The DG said that EAC would leverage on its existing trade environment to promote women’s participation in the AfCFTA, namely: regional customs and trade instruments; interconnectivity of systems including customs and other border clearance agencies; One Stop Border Posts; national Trade Information Portals; simplified trade regimes; trade exhibitions and symposia, and; expansion of the EAC, especially the anticipated admission of DRC into the Community.
DG Bagamuhunda said that the EAC was currently operationalising a framework for affirmative trade development through the digitalisation of markets, information dissemination, showcasing the region’s products and market opportunities, and the transitioning of the dominance of women in the informal sector to the formal sector.
Speaking at the workshop, Ms Godje Bialluch, the EAC-GIZ Cluster Coordinator, said that the German Development Cooperation (GIZ) supports the African Union, Regional Economic Communities such as the EAC as well as individual member states in AfCFTA processes.
“This includes stakeholder engagements to ensure that the private sector and especially women are participating in and contribute to the AfCFTA processes,” said Ms Bialluch.
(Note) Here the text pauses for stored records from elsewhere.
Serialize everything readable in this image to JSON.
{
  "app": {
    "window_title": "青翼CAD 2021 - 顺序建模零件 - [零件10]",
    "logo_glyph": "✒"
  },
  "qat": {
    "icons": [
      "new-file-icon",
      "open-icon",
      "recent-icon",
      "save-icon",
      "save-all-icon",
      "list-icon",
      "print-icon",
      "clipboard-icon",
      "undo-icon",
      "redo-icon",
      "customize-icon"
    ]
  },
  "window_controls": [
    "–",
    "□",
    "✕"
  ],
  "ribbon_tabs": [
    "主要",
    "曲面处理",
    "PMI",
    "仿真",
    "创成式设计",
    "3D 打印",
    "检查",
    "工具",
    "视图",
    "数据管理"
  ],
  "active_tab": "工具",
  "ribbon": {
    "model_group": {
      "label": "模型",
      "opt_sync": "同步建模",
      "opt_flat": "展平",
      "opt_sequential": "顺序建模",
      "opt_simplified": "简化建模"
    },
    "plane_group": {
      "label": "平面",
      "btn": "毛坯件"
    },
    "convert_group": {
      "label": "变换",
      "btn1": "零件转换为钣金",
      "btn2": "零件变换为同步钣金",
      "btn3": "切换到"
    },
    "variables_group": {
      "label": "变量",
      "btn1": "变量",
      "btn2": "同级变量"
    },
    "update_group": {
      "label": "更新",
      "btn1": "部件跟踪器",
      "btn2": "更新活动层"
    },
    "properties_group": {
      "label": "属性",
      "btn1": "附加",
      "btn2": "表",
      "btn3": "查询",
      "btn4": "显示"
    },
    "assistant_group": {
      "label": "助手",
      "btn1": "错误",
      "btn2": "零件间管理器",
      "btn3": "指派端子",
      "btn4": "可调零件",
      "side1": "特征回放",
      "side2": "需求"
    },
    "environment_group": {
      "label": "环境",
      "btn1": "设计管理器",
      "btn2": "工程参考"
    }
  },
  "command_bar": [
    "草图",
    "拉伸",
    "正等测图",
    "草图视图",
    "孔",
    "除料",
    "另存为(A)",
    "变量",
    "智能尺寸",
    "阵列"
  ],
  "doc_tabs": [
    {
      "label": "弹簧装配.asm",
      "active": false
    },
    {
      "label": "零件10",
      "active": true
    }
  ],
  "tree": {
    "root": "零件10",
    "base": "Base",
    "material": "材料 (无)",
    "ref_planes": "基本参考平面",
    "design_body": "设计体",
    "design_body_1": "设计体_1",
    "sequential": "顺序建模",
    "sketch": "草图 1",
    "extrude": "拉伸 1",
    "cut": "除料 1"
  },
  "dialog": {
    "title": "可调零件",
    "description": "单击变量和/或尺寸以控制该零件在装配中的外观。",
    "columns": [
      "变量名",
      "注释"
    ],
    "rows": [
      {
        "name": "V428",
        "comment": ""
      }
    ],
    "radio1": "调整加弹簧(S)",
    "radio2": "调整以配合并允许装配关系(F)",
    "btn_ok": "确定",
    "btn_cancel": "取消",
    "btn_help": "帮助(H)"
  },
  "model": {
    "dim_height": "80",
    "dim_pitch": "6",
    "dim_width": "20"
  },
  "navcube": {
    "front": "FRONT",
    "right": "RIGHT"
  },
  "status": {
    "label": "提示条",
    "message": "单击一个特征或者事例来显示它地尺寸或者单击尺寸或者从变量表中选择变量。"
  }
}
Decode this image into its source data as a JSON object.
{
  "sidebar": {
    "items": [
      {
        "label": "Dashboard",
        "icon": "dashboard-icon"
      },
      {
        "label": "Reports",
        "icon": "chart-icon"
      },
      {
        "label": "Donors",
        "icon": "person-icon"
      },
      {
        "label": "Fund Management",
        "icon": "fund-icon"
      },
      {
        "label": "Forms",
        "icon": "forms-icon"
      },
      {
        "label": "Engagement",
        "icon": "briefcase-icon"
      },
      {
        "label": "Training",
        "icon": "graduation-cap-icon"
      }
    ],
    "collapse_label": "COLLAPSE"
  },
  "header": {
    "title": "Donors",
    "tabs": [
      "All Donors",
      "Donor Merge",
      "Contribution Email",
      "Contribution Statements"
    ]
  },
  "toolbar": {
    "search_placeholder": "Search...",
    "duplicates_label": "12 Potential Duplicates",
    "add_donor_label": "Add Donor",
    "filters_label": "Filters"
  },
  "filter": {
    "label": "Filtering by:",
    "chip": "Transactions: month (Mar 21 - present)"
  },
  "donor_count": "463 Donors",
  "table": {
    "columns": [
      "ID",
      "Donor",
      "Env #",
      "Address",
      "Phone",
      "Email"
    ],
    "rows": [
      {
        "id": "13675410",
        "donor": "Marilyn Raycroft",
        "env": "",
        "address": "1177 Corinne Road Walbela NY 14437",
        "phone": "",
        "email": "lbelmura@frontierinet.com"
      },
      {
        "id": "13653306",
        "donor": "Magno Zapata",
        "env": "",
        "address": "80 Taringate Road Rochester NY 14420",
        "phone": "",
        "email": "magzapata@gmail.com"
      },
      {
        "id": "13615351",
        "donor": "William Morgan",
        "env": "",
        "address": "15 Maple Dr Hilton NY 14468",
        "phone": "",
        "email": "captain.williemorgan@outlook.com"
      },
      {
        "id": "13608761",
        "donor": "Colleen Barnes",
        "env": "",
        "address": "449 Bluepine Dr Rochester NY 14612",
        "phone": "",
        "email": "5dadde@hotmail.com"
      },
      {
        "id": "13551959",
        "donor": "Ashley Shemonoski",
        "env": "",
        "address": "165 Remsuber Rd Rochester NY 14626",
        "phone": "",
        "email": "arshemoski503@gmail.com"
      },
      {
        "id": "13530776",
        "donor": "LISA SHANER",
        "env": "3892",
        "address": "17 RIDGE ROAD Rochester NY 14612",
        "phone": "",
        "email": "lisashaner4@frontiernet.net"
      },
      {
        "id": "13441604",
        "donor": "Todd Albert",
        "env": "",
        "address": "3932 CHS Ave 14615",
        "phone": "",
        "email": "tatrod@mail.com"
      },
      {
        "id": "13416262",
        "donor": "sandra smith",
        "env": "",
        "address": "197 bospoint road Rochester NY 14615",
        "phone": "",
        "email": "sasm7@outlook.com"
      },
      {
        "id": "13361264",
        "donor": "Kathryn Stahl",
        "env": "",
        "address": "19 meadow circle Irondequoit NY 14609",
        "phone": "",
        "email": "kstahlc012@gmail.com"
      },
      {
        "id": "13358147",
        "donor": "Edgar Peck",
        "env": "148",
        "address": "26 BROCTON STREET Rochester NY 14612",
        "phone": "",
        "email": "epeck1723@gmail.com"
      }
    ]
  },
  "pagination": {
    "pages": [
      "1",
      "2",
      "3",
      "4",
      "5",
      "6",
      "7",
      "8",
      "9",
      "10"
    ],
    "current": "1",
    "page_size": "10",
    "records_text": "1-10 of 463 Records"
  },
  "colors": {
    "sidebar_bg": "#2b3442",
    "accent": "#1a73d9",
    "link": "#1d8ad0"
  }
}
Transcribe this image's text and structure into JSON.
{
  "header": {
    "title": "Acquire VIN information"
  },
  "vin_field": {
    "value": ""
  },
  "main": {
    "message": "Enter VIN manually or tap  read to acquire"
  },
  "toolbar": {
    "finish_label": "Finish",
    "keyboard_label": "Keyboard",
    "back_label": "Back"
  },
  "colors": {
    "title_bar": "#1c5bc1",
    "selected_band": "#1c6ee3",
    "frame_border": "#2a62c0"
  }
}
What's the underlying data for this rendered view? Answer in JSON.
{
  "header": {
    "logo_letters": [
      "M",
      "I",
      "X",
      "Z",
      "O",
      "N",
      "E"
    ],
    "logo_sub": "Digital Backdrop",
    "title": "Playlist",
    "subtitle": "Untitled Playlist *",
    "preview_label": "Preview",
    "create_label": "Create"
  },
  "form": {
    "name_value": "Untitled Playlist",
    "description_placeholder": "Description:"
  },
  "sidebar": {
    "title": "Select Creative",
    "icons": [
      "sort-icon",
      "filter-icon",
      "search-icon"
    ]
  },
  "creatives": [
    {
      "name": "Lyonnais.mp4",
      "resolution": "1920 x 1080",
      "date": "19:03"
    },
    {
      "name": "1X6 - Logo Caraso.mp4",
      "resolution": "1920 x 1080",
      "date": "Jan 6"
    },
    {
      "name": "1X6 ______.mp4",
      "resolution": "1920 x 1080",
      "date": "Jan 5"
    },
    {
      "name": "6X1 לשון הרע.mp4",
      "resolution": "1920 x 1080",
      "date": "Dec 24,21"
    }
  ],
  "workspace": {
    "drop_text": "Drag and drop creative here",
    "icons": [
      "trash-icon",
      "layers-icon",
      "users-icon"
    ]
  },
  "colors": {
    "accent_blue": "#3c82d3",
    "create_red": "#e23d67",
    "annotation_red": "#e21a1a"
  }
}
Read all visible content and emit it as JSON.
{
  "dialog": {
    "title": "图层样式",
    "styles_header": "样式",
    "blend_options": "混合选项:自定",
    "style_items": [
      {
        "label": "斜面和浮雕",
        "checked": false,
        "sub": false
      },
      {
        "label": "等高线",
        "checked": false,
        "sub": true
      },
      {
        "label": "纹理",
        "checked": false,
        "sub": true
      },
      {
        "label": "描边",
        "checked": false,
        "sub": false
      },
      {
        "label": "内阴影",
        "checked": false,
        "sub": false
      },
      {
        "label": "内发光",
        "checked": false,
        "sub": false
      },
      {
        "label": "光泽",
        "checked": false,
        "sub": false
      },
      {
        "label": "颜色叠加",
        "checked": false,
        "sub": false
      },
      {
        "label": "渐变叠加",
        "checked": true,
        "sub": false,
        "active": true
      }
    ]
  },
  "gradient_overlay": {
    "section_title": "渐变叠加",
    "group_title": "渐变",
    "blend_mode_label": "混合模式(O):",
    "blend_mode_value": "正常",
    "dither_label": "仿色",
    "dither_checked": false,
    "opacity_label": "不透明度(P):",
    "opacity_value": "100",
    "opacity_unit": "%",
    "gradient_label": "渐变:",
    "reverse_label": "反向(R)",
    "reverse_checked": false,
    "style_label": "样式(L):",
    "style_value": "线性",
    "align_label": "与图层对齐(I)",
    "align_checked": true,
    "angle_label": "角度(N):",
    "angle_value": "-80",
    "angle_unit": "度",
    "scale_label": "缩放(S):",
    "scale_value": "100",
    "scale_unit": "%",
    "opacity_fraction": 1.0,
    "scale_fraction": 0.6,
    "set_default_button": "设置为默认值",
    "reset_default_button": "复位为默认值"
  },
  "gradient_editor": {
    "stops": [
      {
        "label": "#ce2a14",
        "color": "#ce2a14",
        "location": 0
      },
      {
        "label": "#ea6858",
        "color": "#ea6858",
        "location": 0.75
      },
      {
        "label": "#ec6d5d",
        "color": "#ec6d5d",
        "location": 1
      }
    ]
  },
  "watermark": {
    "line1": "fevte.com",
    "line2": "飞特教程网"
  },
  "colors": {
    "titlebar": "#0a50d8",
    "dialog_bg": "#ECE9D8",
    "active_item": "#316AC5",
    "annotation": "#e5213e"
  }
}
Ms Bialluch hailed the EAC Secretariat for taking positive steps in the promotion of gender equality and empowerment of women in the region, for instance, by adopting the EAC Gender Policy in 2018.